Ram Rattan Sharma
One of the most controversial and active subjects today is environment, and tourism is intrinsically related to environment Tourism represents around six percent of world trade, and almost 13 percent of the total global consumer spending. Investment in the industry has to be commensurate with profitability. But unlike most other industries, tourism is essentially, based on a good environment, and should therefore, naturally be more concerned about its proper protection , preservation and further development, in its own interest, if not out of altruistic motives. Tourism depends heavily on an authentic Socio-Cultural environment and an unspoilt natural environment. A discerning observer of the world tourism scene would sense a certain change that is gradually taking place in the order of preferences, international and domestic. Heritage monuments, have yielded place to locations which afford opportunities for leisure in an atmosphere of scenic beauty and cultural novelty. In India we suffer from what can only be termed as an embarrassment of riches in this regard. The upsurge witnessed in tourism demands vast infrastructural facilities like hotels, restaurants and roads, which affect the environment. Even when care is taken to minimize this adverse impact, tourists by their very numbers and behaviours, create certain problems. Environmentally responsible tourism is a new concept the world over, its formal enunciation emanates from the 1989 Hague declaration on tourism, which advocates rational management of tourism, so that it contributes to the protection and preservation of the natural and cultural environment.
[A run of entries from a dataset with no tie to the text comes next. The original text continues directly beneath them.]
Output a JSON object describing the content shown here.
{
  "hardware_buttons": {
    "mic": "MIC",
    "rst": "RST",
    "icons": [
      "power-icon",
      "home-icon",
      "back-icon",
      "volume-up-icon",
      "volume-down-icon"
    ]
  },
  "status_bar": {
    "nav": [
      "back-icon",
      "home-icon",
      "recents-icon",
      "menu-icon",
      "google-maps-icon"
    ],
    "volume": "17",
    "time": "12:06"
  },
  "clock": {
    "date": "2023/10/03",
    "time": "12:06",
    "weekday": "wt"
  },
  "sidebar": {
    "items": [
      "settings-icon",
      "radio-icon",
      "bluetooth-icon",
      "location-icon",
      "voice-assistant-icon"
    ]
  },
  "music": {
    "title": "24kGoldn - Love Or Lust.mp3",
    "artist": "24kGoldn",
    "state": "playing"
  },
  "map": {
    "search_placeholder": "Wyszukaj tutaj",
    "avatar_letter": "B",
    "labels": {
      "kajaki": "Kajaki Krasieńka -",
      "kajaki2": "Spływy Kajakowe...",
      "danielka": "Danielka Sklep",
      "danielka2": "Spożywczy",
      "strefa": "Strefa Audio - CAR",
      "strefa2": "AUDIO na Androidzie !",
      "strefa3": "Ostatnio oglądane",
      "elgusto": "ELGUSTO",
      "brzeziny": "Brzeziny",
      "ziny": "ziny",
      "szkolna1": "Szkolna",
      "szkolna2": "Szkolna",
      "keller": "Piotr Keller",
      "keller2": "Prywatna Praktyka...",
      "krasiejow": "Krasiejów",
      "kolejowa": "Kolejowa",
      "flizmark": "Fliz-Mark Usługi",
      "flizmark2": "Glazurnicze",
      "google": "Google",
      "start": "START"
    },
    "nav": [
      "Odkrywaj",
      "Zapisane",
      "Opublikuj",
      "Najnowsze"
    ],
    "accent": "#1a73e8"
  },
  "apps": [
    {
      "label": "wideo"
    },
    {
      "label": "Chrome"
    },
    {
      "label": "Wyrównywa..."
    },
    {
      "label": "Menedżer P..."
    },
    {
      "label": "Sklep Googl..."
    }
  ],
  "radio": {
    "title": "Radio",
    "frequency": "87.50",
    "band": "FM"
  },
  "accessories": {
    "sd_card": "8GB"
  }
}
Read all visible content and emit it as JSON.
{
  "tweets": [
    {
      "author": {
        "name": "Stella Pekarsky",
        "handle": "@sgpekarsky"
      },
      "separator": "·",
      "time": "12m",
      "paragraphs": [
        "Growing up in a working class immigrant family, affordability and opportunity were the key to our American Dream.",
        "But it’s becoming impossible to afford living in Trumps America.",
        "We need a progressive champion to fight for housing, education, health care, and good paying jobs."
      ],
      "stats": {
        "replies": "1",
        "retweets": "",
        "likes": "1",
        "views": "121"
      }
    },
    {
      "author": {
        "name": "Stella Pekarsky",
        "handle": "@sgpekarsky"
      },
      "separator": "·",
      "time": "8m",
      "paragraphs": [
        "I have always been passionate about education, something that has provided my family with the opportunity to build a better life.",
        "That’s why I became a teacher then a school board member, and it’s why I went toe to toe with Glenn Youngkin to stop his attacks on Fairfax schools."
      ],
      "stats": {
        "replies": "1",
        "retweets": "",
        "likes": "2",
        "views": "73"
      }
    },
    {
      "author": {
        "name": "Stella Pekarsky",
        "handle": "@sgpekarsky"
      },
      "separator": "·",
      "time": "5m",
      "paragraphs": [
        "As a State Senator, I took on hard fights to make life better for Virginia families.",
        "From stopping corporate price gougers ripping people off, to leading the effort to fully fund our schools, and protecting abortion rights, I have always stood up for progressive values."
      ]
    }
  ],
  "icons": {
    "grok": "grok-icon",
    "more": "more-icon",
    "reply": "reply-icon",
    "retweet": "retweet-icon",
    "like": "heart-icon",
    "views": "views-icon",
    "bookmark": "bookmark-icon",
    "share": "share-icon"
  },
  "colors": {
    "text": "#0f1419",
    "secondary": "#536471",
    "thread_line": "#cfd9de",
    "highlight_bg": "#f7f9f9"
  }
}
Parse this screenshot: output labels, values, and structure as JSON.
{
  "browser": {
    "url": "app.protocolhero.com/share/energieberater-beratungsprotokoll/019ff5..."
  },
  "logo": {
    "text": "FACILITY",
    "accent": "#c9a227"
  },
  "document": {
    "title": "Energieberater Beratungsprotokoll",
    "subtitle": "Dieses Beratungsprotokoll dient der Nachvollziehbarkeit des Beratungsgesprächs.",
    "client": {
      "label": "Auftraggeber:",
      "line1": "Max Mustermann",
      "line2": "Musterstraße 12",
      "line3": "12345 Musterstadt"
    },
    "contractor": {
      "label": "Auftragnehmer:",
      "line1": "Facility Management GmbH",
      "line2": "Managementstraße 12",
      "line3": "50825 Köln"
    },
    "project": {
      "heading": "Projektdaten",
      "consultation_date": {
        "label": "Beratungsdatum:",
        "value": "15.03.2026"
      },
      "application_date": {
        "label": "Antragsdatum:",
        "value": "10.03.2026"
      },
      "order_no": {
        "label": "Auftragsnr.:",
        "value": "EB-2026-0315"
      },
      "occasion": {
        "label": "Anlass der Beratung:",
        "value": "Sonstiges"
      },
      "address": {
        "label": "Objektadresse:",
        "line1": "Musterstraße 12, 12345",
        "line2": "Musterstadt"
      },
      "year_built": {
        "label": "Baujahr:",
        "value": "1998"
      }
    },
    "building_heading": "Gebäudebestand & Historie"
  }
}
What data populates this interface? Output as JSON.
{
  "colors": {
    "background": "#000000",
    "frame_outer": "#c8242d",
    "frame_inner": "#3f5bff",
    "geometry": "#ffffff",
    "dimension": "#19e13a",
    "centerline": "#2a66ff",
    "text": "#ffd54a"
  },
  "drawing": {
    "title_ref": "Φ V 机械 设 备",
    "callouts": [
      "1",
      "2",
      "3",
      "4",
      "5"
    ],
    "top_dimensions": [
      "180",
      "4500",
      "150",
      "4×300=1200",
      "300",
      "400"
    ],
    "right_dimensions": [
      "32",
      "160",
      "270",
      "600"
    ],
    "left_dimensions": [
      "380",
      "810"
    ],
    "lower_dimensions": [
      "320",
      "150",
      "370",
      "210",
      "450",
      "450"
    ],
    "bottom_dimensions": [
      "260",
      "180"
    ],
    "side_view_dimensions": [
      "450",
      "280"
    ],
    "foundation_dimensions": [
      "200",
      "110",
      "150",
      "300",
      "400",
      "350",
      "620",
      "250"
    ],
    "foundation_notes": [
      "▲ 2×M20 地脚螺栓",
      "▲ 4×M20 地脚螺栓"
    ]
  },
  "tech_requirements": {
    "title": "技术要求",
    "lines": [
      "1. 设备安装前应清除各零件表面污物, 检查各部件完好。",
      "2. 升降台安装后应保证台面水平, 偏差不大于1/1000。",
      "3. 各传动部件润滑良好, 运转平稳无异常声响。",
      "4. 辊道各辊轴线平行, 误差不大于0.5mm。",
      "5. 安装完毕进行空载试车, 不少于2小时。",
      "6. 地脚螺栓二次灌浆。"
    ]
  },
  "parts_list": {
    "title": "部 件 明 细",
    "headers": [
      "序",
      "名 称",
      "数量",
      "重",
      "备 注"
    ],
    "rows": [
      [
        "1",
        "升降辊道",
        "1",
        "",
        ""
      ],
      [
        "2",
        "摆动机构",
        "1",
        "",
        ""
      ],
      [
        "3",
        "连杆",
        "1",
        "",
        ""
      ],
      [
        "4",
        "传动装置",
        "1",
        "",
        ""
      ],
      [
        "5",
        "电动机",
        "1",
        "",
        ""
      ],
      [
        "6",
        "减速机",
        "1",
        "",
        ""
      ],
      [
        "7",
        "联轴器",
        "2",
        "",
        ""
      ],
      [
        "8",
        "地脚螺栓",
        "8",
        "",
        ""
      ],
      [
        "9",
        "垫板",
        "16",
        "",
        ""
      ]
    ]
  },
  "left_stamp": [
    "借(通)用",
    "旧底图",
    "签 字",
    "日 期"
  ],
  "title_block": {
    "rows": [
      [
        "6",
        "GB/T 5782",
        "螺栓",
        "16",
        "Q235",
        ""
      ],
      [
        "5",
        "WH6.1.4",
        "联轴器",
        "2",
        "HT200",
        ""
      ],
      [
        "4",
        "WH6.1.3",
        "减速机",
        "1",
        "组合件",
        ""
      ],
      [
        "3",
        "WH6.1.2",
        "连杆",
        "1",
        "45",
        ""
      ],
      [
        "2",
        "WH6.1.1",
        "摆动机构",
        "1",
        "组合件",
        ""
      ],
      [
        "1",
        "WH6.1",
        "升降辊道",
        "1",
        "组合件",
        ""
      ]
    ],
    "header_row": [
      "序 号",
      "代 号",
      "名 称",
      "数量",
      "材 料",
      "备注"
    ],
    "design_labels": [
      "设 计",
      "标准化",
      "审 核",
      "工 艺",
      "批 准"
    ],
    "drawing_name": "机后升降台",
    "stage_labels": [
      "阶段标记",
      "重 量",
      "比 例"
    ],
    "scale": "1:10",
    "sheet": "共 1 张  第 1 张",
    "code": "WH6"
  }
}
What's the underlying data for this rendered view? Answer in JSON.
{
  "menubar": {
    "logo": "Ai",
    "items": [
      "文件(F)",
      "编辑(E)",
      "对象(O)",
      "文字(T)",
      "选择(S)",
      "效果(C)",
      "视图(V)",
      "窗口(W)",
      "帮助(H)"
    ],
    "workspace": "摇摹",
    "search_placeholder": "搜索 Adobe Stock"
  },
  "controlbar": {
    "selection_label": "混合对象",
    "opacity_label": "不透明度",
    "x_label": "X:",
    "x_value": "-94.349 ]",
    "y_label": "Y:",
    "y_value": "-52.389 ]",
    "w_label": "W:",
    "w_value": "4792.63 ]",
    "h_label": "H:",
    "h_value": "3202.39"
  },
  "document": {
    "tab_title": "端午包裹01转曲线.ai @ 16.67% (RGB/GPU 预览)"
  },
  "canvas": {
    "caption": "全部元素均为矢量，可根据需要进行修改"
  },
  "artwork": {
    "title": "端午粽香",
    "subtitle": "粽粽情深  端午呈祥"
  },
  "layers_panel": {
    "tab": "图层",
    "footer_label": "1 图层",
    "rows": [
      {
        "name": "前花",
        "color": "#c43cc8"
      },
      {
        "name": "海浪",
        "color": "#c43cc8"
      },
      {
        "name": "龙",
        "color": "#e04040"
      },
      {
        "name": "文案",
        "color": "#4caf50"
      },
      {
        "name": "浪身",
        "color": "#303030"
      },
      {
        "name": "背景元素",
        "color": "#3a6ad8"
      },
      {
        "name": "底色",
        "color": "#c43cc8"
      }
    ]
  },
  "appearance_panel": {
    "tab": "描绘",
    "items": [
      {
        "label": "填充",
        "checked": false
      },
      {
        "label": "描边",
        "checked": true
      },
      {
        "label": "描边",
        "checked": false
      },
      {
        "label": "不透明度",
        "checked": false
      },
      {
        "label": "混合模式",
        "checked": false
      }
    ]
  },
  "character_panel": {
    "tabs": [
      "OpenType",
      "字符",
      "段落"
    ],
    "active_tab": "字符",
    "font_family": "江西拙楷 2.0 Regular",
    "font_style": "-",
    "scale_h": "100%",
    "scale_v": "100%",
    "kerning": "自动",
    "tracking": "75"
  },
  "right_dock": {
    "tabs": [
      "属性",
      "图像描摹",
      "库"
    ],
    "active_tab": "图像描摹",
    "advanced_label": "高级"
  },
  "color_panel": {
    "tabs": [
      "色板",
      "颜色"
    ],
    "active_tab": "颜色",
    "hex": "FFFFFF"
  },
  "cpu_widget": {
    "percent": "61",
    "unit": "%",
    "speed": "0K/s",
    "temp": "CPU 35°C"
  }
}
In India, an environment impact assessment is now being insisted upon as a pre-requisite, for all major tourism projects. some areas, such as the Aravallis, have been declared as being eco-sensitive, and commercial development in and around national parks and wild life sanctuaries is being strictly regulated, unrestrained commercialization has eroded the stability of our coastline, interference with natural sand-dunes would undermine the eco-system of the locality. This complex eco-system is nature’s defence line against tidal waves and land erosion by the sea. Even if beach resorts are built in such a way as to authentically blend with the surroundings, the problem does not end there. Beach resorts require enormous quantities of sweet water to cater to the life styles of rich tourists, over exploitation of underground water creates an imbalance, disturbing the Saline aquifers of the sea bed, resulting in an increase of salinity, making well water in coastal villages undrinkable and salinising fields to a point where agriculture is seriously affected. Availability of water is also a major problem in the hill stations. Overcrowding and indiscriminate construction, particularly in our Himalayan hill stations, not only create ugly blots on the landscape, but also give rise to problems of sewage and solid waste disposal. Another crucial issue is that of energy consumption. Tourist facilities should be so designed as to be energy efficient, taking advantage of sun in hill stations and wind directions and breeze on the plains and coastal areas, to reduce heating, cooling and the air conditioning requirements to the barest minimum. They would have to think of ways of using natural light as a preferred means to artificial lighting. Non conventional sources of energy and water conservation, have to be in future the hallmark of all tourist projects. A large number of tourists, both international and domestic, are attracted to national parks and sanctuaries, which afford them glimpses of wild life mountains, jungles, rivers and lakes for the adventure tourism, hiking, skiing and other similar activities. All this is very well, and certainly deserves to be encouraged, since quite apart from the income generated by tourism, it also increases public awareness about nature and all its beauties. The mistake is when we confuse wild life and adventure tourism with picnics. A national park is not the place to spend a pleasant Sunday afternoon, playing games or sipping martinis. More than just the architecture of the buildings, it is the tourist activities that must blend into the surroundings , underlying everything we do, must be an empathy for wild life and respect for its habitat. We find empty bottles, empty cans and plastic bags not only marring the healthy but also the threatening animals who have been known to choke and die from discarded plastic wrappers or containers, why cannot we have battery-operated vehicles cutting down both on noise and harmful emissions instead of having conventional vehicles. In every case, it is necessary to do a detailed study about the carrying capacity of any tourist location, be it a hill station or a beach resort or a wild life sanctuary. By carrying capacity is meant, the load of people that a particular area can take. The carrying capacity would further determine the optimum number of people required to sustain it both economically as well as environmentally. It would be a good idea if the tourism industry itself undertakes such carrying capacity studies in its own enlightened self interest. The Govt. would certainly be willing to cooperate with information and guidance.
Until recently, tourism in our country was mainly religious tourism. Pilgrims who visited the holy places were humble and had great respect for the local communities living in these places. In turn, the visitors were welcomed with open arms and open minds and given all cooperation and assistance. There was nothing obtrusive in the attitudes of the pilgrims which could offend the sensibilities of local inhabitants. But the present scenario is different. It is not the intention to paint a dismal picture or say that tourism is something which should be banned. Tourism contains within itself the potential of developing into one of the most eco, friendly industries, provided that there is a reorientation of perspective and an acceptance of the basic tenets of conservation.
(The author is former Dy Librarian University of Jammu )
Ram Rattan Sharma